*Work to complete*.
Copy every line from the data below in which the string "Адрес" can be found.

Start of Information given

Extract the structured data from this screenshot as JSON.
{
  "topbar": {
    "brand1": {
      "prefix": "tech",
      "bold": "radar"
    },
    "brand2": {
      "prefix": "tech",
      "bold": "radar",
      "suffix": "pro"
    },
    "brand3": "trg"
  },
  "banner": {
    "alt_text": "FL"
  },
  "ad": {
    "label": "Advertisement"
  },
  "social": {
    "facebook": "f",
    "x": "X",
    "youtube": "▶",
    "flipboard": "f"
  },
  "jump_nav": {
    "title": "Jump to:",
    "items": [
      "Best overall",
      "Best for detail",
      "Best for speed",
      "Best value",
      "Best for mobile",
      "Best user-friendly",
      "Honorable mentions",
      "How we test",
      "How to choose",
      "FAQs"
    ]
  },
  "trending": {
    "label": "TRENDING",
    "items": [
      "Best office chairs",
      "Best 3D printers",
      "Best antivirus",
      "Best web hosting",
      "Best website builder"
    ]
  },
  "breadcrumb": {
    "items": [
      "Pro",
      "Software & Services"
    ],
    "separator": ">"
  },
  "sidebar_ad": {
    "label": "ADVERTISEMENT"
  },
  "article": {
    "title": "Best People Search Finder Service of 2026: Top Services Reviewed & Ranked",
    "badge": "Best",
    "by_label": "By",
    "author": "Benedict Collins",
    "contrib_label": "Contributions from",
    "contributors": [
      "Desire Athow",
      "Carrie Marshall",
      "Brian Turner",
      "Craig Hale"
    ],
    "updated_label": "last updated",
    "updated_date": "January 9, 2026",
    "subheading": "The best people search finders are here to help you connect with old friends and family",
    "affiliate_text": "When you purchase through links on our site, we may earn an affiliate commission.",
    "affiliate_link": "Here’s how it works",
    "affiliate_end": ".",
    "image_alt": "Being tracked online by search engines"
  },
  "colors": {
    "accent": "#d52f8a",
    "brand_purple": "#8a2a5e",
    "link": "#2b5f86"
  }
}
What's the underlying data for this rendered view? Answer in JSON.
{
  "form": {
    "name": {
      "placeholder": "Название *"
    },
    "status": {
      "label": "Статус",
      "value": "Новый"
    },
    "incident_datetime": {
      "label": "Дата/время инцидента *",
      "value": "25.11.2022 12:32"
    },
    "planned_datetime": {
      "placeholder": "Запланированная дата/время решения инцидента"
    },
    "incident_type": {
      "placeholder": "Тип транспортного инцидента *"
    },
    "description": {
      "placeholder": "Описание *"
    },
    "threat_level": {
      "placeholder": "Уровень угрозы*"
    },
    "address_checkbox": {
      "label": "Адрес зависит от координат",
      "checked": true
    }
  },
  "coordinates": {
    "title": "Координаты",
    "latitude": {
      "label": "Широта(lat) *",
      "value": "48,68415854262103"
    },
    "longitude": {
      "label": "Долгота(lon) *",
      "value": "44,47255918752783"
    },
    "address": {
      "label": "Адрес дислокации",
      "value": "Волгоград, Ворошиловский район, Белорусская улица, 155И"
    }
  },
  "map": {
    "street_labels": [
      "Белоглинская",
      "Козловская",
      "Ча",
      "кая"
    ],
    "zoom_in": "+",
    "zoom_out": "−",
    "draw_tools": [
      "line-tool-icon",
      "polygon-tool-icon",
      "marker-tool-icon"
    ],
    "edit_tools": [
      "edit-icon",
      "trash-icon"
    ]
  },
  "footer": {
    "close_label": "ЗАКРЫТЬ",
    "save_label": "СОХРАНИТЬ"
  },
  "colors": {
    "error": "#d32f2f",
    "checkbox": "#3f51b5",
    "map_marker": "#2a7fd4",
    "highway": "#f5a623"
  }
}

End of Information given

*Solution to this task*.
      "label": "Адрес зависит от координат",
      "label": "Адрес дислокации",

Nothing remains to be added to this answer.